*Excerpts from an interface dataset*:
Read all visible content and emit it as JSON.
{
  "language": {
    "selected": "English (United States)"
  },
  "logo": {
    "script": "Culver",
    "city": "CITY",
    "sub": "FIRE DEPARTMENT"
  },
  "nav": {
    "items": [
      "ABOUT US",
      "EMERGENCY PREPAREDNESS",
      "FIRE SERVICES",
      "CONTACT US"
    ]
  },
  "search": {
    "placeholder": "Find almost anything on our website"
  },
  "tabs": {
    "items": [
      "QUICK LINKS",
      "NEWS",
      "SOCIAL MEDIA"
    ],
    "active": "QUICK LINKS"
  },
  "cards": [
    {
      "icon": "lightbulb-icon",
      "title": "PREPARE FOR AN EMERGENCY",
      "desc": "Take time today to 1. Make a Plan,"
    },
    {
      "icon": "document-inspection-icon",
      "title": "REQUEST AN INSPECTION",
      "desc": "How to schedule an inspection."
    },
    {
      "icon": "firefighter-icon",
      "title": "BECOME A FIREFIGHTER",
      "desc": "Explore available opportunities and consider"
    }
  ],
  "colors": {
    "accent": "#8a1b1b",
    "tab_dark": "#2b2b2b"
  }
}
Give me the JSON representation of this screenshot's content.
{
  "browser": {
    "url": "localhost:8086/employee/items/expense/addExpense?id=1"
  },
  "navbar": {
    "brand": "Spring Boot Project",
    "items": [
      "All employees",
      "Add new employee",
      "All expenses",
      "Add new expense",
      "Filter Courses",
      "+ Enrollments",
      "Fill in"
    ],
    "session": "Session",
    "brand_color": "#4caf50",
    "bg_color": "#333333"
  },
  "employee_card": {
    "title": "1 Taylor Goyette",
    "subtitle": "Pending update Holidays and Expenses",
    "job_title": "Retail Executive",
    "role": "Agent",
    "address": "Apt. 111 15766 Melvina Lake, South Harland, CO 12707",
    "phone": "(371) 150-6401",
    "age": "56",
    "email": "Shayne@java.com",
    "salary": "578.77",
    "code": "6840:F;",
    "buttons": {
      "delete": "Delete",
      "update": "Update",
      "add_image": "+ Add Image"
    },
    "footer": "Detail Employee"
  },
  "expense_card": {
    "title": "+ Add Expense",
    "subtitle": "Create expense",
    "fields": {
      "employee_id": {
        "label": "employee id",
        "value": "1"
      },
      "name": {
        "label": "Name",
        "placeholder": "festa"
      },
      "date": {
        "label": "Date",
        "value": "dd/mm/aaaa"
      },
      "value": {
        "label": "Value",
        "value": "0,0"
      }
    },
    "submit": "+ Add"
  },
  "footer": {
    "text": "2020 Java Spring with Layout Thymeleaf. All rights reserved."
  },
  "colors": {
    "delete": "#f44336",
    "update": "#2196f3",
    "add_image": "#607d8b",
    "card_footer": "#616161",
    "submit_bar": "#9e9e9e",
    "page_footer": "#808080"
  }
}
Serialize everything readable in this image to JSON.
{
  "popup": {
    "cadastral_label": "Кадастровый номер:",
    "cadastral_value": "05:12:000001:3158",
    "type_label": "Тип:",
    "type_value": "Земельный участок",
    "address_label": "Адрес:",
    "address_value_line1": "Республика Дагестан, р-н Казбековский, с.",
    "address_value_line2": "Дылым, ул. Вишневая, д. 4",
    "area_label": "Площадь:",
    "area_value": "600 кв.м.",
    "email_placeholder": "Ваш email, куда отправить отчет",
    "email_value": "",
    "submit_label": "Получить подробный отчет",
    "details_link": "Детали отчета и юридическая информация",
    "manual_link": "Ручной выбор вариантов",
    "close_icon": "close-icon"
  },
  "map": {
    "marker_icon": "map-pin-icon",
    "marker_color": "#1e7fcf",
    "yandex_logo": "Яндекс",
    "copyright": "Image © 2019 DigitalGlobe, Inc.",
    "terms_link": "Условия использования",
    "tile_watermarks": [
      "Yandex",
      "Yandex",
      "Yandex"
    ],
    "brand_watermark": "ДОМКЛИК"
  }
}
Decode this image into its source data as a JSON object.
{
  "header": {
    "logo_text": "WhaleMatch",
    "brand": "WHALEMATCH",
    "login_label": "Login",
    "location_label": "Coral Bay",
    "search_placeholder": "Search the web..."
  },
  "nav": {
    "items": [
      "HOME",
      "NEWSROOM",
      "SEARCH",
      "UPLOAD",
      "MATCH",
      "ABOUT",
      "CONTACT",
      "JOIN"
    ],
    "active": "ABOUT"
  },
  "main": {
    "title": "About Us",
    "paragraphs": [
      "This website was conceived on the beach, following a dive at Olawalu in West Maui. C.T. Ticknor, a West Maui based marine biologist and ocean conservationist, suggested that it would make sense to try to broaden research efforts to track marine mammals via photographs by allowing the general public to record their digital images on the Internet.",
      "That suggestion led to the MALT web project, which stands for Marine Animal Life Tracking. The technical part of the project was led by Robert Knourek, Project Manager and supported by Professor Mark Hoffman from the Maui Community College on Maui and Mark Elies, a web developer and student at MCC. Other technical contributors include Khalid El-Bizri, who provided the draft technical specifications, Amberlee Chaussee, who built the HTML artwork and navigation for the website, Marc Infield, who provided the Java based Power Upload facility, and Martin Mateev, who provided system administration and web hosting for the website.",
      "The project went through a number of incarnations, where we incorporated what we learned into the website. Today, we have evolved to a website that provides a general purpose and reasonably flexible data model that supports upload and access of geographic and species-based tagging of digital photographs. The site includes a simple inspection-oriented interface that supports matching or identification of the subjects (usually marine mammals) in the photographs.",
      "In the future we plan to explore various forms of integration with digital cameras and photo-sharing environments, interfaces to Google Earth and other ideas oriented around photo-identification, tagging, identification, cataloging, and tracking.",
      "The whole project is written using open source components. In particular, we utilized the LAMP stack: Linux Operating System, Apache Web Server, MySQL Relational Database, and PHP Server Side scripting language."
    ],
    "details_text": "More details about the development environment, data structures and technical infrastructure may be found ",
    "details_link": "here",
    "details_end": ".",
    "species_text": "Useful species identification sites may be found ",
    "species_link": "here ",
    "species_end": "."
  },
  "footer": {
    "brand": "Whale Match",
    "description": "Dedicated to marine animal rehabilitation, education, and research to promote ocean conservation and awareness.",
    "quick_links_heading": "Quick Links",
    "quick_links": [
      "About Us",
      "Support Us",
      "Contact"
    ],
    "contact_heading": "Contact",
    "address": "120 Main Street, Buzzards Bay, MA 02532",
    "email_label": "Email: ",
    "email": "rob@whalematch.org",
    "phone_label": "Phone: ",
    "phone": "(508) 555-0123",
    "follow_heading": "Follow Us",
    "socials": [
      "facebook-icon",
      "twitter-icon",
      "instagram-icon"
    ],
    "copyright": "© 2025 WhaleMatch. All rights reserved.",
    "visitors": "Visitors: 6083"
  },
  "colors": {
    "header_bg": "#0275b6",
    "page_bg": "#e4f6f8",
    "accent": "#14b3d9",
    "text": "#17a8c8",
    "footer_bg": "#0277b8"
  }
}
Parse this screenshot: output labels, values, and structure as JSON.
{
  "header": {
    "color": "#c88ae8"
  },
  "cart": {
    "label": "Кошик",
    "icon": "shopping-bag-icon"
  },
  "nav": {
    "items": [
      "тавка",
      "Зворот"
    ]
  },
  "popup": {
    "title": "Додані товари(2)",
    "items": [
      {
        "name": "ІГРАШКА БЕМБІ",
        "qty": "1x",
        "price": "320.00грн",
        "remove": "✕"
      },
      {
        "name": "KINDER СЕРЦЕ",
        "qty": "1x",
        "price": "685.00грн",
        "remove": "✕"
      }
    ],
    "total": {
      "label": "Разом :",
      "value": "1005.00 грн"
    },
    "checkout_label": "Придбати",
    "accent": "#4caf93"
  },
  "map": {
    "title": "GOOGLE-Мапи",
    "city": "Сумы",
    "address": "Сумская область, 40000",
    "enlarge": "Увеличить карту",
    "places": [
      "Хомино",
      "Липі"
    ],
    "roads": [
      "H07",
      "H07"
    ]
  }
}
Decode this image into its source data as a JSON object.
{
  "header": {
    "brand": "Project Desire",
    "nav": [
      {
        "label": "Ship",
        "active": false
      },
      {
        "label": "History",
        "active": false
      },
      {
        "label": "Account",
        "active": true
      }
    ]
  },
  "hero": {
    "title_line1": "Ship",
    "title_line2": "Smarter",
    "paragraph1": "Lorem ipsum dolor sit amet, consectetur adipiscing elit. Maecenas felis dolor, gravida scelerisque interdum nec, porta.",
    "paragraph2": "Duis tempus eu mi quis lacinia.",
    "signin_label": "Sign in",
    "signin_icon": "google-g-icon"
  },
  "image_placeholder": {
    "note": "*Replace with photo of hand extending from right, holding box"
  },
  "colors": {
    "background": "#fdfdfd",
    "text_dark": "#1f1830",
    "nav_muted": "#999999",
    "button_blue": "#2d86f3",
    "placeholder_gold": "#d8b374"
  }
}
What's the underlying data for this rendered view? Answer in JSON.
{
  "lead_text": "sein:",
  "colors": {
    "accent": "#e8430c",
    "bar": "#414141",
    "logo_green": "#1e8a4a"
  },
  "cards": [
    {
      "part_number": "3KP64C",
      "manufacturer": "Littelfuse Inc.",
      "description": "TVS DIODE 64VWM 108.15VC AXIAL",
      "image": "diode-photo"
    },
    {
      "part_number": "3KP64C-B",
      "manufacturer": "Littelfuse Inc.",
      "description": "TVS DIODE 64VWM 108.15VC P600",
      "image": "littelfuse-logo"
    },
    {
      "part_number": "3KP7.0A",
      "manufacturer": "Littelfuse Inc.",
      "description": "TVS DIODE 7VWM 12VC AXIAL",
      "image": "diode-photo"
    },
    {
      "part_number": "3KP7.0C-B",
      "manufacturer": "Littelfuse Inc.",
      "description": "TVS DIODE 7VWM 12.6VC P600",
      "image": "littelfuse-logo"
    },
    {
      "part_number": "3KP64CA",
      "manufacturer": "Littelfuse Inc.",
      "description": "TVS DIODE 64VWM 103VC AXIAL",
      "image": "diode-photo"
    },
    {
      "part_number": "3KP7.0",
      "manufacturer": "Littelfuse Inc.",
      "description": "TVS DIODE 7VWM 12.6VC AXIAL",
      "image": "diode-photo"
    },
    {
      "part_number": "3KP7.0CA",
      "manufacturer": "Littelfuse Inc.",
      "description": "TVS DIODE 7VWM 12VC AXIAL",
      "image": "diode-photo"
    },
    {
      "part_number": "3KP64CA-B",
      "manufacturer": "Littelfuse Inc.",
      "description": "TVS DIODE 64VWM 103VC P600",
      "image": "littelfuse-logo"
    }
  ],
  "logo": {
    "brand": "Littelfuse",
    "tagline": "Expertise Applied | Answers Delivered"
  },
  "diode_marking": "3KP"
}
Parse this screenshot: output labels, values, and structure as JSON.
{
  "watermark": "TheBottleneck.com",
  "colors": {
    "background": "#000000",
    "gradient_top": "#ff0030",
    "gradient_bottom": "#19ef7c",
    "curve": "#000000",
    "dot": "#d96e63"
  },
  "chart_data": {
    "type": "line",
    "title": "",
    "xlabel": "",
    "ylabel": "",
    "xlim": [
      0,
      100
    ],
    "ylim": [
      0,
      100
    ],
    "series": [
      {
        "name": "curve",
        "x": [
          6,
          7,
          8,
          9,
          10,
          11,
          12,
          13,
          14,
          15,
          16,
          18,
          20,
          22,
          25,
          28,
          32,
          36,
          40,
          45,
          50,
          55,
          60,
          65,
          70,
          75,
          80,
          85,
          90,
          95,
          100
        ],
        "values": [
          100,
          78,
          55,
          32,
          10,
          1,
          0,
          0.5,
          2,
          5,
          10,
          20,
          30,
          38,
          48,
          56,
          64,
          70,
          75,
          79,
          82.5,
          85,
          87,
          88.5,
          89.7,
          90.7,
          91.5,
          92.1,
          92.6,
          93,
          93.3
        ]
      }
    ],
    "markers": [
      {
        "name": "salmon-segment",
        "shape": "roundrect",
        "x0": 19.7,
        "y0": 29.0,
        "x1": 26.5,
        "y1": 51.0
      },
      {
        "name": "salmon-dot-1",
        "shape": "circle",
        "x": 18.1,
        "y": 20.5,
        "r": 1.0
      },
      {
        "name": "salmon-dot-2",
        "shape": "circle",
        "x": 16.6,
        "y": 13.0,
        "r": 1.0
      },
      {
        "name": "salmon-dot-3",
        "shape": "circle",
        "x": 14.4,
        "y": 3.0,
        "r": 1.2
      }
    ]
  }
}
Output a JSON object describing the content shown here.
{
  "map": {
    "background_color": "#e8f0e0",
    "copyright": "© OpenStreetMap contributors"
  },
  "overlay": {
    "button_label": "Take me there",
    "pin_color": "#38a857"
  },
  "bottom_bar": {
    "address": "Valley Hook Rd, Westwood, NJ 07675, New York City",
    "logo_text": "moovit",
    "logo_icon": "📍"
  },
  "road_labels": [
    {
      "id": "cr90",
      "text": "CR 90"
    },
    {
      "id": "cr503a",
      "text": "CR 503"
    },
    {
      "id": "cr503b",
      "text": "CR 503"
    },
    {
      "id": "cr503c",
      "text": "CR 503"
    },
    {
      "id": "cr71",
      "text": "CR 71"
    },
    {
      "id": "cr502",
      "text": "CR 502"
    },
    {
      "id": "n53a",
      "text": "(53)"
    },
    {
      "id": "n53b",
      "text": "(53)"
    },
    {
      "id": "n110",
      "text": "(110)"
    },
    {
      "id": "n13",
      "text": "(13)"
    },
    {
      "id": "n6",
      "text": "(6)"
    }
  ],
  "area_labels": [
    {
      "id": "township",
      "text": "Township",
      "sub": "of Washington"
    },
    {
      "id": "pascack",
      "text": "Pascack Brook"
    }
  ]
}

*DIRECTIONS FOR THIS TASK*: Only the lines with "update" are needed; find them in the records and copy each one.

*RESULT FOR THIS TASK*:
    "subtitle": "Pending update Holidays and Expenses",
      "update": "Update",
    "update": "#2196f3",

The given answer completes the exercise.